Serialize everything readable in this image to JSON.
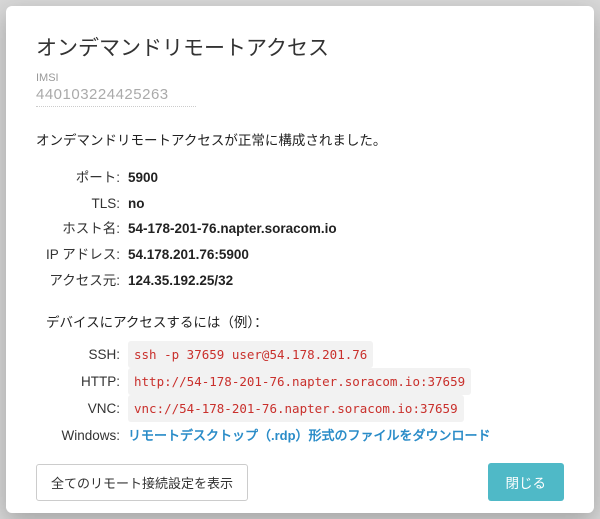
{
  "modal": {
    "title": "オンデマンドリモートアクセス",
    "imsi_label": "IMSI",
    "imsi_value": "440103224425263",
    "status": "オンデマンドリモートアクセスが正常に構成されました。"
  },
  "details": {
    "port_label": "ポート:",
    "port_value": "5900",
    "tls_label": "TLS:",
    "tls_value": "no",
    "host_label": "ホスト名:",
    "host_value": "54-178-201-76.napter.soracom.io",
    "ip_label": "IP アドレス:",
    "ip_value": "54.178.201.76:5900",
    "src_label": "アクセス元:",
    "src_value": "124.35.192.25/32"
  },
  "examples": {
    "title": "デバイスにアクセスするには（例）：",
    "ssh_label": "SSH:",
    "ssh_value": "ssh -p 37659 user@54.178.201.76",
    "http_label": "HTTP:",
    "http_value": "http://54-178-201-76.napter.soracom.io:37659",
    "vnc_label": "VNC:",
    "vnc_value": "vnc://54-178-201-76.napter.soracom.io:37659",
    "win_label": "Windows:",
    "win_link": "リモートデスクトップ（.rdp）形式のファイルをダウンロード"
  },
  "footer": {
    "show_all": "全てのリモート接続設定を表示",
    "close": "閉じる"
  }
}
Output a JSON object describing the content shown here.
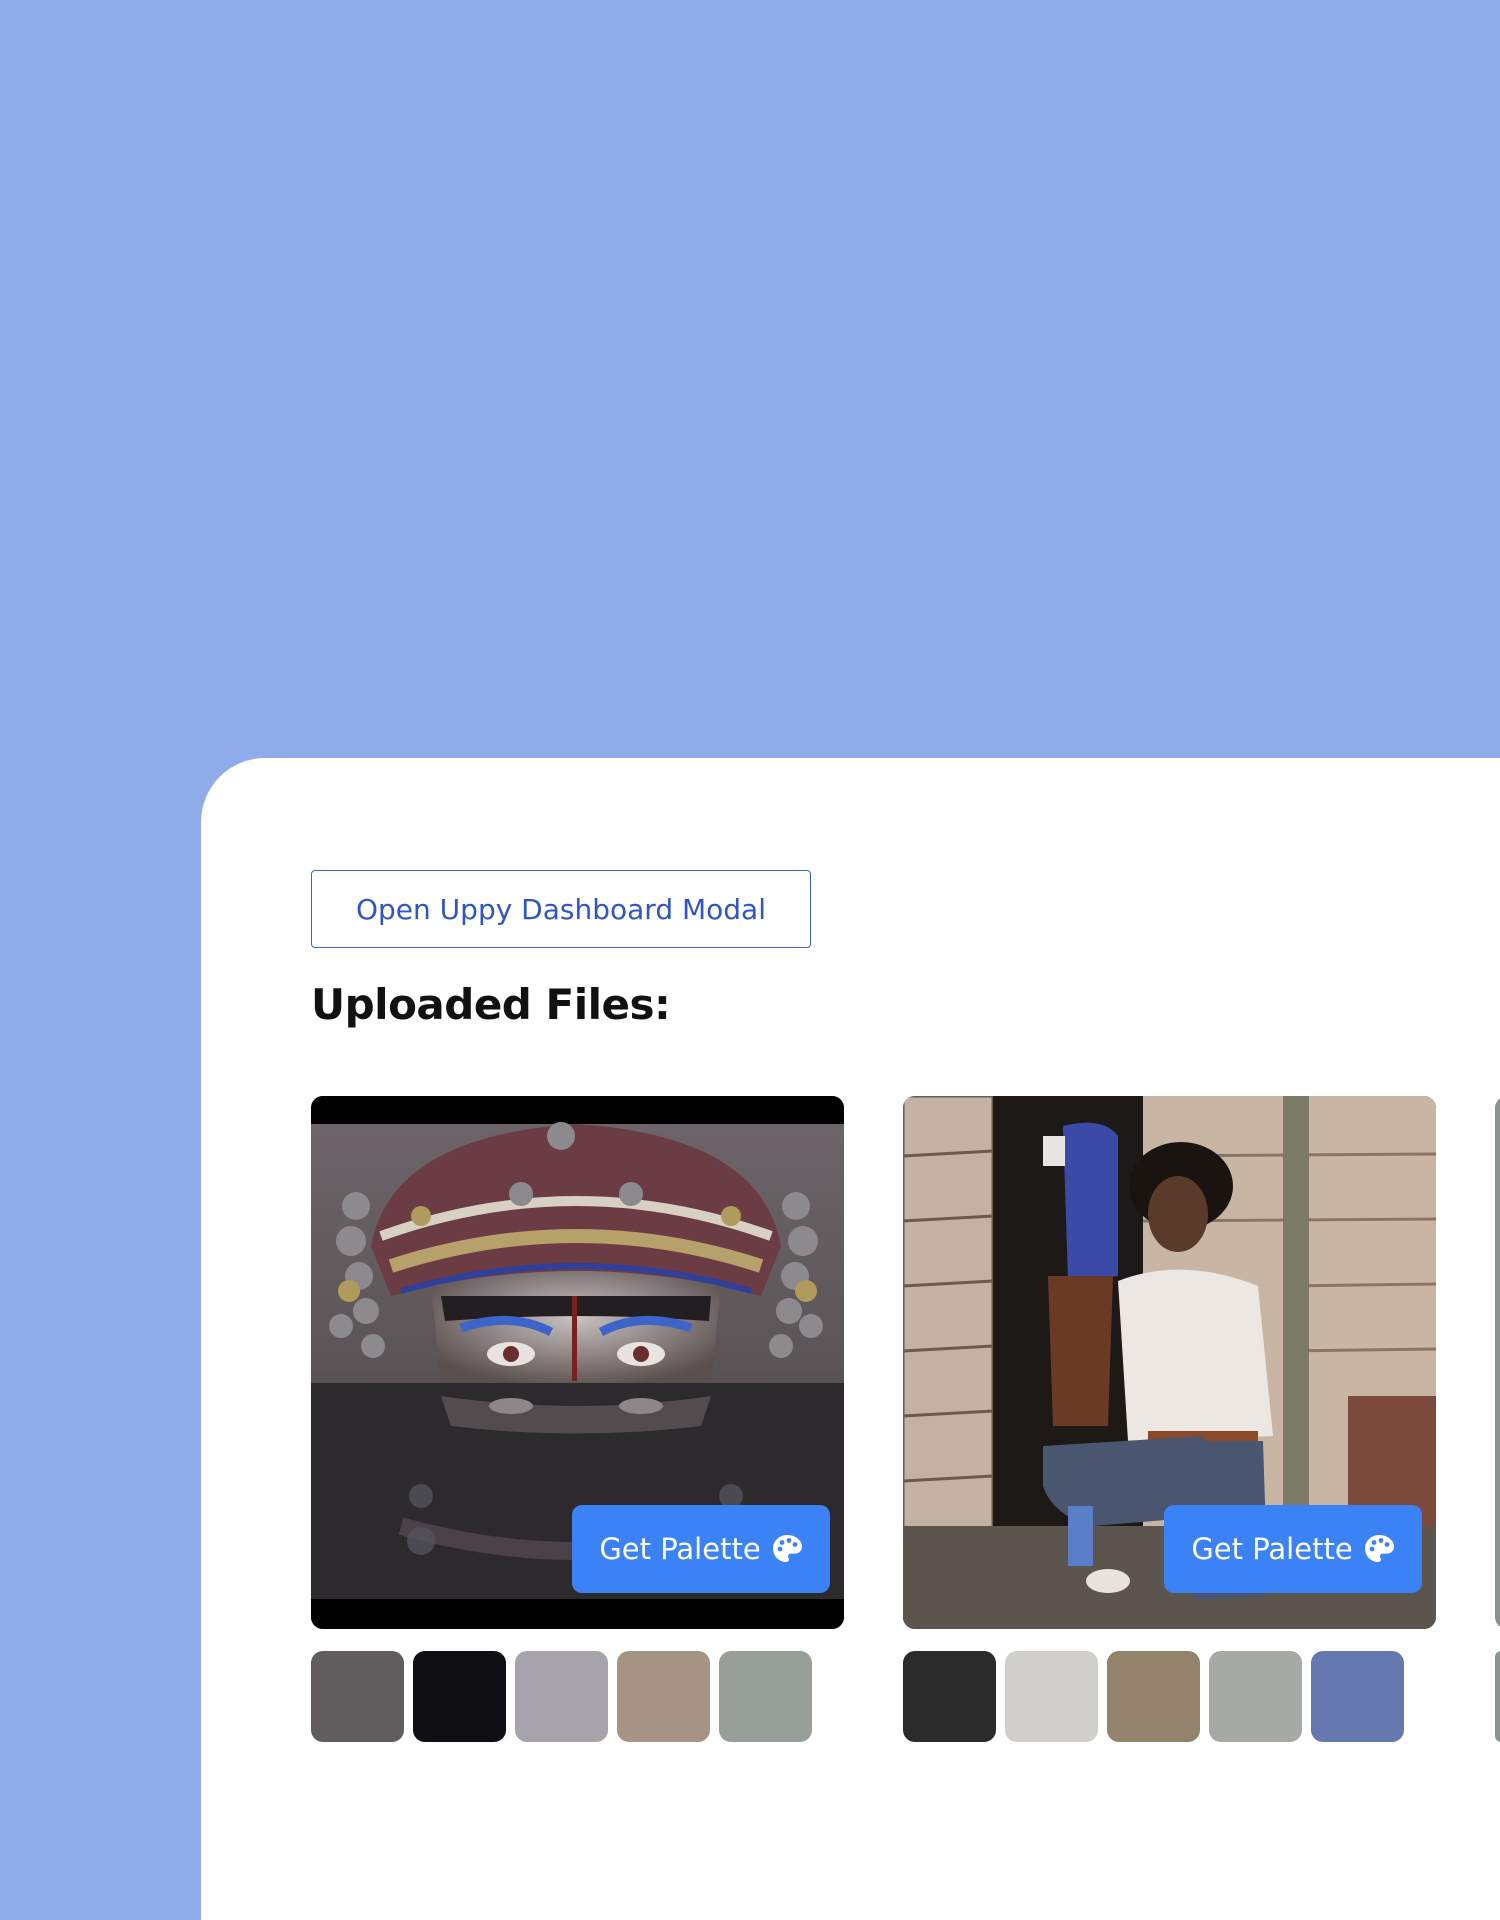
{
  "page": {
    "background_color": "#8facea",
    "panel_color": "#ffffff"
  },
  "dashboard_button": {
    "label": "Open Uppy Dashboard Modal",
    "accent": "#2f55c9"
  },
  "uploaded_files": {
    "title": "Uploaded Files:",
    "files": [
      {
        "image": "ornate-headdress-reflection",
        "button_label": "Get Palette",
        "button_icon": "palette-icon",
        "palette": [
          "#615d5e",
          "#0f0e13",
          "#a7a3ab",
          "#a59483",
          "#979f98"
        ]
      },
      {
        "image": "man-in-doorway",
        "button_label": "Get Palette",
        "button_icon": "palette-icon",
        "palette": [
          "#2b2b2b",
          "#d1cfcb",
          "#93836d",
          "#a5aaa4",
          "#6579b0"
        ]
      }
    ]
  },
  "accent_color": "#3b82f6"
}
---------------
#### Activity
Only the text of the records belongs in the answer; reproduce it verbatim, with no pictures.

#### Result below
Serialize everything readable in this image to JSON.
{
  "modal": {
    "title": "オンデマンドリモートアクセス",
    "imsi_label": "IMSI",
    "imsi_value": "440103224425263",
    "status": "オンデマンドリモートアクセスが正常に構成されました。"
  },
  "details": {
    "port_label": "ポート:",
    "port_value": "5900",
    "tls_label": "TLS:",
    "tls_value": "no",
    "host_label": "ホスト名:",
    "host_value": "54-178-201-76.napter.soracom.io",
    "ip_label": "IP アドレス:",
    "ip_value": "54.178.201.76:5900",
    "src_label": "アクセス元:",
    "src_value": "124.35.192.25/32"
  },
  "examples": {
    "title": "デバイスにアクセスするには（例）：",
    "ssh_label": "SSH:",
    "ssh_value": "ssh -p 37659 user@54.178.201.76",
    "http_label": "HTTP:",
    "http_value": "http://54-178-201-76.napter.soracom.io:37659",
    "vnc_label": "VNC:",
    "vnc_value": "vnc://54-178-201-76.napter.soracom.io:37659",
    "win_label": "Windows:",
    "win_link": "リモートデスクトップ（.rdp）形式のファイルをダウンロード"
  },
  "footer": {
    "show_all": "全てのリモート接続設定を表示",
    "close": "閉じる"
  }
}
Output a JSON object describing the content shown here.
{
  "page": {
    "background_color": "#8facea",
    "panel_color": "#ffffff"
  },
  "dashboard_button": {
    "label": "Open Uppy Dashboard Modal",
    "accent": "#2f55c9"
  },
  "uploaded_files": {
    "title": "Uploaded Files:",
    "files": [
      {
        "image": "ornate-headdress-reflection",
        "button_label": "Get Palette",
        "button_icon": "palette-icon",
        "palette": [
          "#615d5e",
          "#0f0e13",
          "#a7a3ab",
          "#a59483",
          "#979f98"
        ]
      },
      {
        "image": "man-in-doorway",
        "button_label": "Get Palette",
        "button_icon": "palette-icon",
        "palette": [
          "#2b2b2b",
          "#d1cfcb",
          "#93836d",
          "#a5aaa4",
          "#6579b0"
        ]
      }
    ]
  },
  "accent_color": "#3b82f6"
}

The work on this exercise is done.